dangerous situation at the Crazy Horse Too after dark. "Maybe it would
be better for us to make contact with the management or ownership if the
problem is occurring at night. There certainly is more of an issue relating
to this problem at night than there is during the day," she stated.
Parking Enforcement does not initiate new patrols on private property
but does respond to requests for enforcement of Fire Lanes on private property
when made by the Las Vegas Fire Department, and that is what occurred in
this instance according to Coyne. Coyne then said she would get back to
me after she talked to Crazy Horse management about the problem.
She never called back.
Several months later after nothing had changed, Lt. Coyne was questioned
about the apparent ongoing selective enforcement, and the placement, removal,
and replacement of the Fire Lane to the north side of the alley. The Lieutenant
referred all further questions to the office of Mayor Goodman.
In the meantime, Goodman sponsored two ordinances to benefit his friends
at the Crazy Horse Too. One was to allow the bar to expand
within 1000 feet of another adult business. The other was to allow teenage
strippers to work in city liquor bars, specifically the Crazy Horse.
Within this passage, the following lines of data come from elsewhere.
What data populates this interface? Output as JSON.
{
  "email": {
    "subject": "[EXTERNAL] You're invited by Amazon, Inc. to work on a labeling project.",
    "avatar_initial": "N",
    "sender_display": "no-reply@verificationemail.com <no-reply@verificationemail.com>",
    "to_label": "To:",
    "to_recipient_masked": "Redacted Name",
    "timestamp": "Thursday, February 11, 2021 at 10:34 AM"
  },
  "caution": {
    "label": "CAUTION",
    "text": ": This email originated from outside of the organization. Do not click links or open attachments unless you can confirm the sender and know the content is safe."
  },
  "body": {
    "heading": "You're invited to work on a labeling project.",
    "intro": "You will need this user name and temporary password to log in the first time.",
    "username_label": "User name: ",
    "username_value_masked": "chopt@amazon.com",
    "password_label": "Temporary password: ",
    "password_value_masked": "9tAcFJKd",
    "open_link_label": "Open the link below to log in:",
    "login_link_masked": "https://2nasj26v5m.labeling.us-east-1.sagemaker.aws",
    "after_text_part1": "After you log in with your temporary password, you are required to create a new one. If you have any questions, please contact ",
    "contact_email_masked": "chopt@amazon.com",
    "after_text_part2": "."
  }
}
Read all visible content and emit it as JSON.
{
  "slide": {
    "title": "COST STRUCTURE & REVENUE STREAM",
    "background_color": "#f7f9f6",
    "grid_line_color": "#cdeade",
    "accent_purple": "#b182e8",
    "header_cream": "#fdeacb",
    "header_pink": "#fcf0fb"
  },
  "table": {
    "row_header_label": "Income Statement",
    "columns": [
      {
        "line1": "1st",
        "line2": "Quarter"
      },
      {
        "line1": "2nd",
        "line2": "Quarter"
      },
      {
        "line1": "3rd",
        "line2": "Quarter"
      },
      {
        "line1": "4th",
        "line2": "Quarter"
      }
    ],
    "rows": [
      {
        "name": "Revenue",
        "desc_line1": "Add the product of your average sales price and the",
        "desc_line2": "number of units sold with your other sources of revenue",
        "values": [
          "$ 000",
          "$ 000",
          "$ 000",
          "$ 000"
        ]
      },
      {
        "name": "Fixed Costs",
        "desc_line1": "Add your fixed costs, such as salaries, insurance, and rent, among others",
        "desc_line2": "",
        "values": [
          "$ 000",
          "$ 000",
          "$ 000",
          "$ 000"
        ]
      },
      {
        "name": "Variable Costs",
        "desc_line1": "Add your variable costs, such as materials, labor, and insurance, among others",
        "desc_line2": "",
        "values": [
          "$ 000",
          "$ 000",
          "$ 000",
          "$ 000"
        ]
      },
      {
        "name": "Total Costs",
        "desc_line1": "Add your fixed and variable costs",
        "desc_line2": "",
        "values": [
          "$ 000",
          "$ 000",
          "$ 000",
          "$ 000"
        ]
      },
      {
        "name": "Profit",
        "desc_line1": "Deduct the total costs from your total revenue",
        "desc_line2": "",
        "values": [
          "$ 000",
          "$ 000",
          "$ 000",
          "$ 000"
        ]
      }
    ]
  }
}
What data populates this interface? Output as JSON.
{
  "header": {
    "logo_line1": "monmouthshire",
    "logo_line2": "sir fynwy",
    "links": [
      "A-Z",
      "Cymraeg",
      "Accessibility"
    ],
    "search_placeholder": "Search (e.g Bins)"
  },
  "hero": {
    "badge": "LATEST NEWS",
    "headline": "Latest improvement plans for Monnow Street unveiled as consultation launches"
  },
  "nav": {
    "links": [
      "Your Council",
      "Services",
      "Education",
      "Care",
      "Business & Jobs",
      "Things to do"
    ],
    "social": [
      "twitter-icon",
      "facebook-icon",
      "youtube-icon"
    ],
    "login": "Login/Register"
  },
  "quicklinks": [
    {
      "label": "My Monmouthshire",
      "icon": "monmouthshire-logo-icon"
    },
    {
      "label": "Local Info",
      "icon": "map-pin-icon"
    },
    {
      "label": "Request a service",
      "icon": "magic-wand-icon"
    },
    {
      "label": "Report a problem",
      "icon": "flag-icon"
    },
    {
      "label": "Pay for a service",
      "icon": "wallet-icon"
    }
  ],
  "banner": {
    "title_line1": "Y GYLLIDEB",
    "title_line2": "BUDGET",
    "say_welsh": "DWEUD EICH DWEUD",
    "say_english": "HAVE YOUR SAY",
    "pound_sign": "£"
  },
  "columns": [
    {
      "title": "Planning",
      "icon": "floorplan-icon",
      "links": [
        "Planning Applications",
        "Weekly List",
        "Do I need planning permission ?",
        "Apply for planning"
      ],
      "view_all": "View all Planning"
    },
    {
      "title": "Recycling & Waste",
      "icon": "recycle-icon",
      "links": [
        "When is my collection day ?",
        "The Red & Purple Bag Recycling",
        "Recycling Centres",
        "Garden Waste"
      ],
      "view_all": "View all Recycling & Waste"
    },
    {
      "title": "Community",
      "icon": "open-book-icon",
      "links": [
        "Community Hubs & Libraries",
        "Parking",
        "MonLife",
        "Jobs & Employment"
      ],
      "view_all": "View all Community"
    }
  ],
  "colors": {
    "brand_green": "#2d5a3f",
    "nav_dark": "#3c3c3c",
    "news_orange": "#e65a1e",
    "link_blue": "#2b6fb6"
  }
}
During
the same period, KVBC TV, Channel 3 News reported that the Crazy Horse
generated over 700 police responses in a three year period including 9
for assaults and 6 for robbery complaints involving bar employees.
Crazy Horse floor managers
On February 21, 2003, the day following
the FBI raid of the Crazy Horse, Mayor Goodman paid an unexpected visit
to my home.
Goodman and Miller in front of
writer's home (American Mafia photo by Mike Christ)
Standing in the street in front of my house, a
nervous Goodman told me he would not legally challenge Rizzolo's liquor
license because he did not want to interfere with a federal investigation.
Since then, numerous additional beatings, credit card frauds, and a shooting
have been reported at the Crazy Horse -- incidents that could have been
prevented had Goodman taken action.
In contrast to Goodman, Clark County Sheriff Bill
Young in August 2003, referred
to Rizzolo as a "person of ill repute."
"Operation G Sting," which began at 5 AM, Thursday,
February 20, 2003 with the raid of Rizzolo's bar, has so far resulted in
criminal indictments of four top Las Vegas elected officials one of whom
has already pleaded guilty to accepting bribes. Rick Rizzolo is also expected
to face criminal indictment after the first of the year along with one
or more elected officials who are suspected of doing him favors. It has
been mentioned that Oscar Goodman's former law firm may represent Rizzolo
if he is indicted.
Ironically, the expansion plans for the Crazy
Horse have been put on hold pending the possible indictments. Sources in
the Las Vegas office of the FBI would not confirm nor deny if Oscar Goodman
is a target in the criminal probe of Rizzolo.
HAPPY NEW YEAR!
Copyright © Steve Miller
email Steve Miller at: Stevemiller4lv@aol.com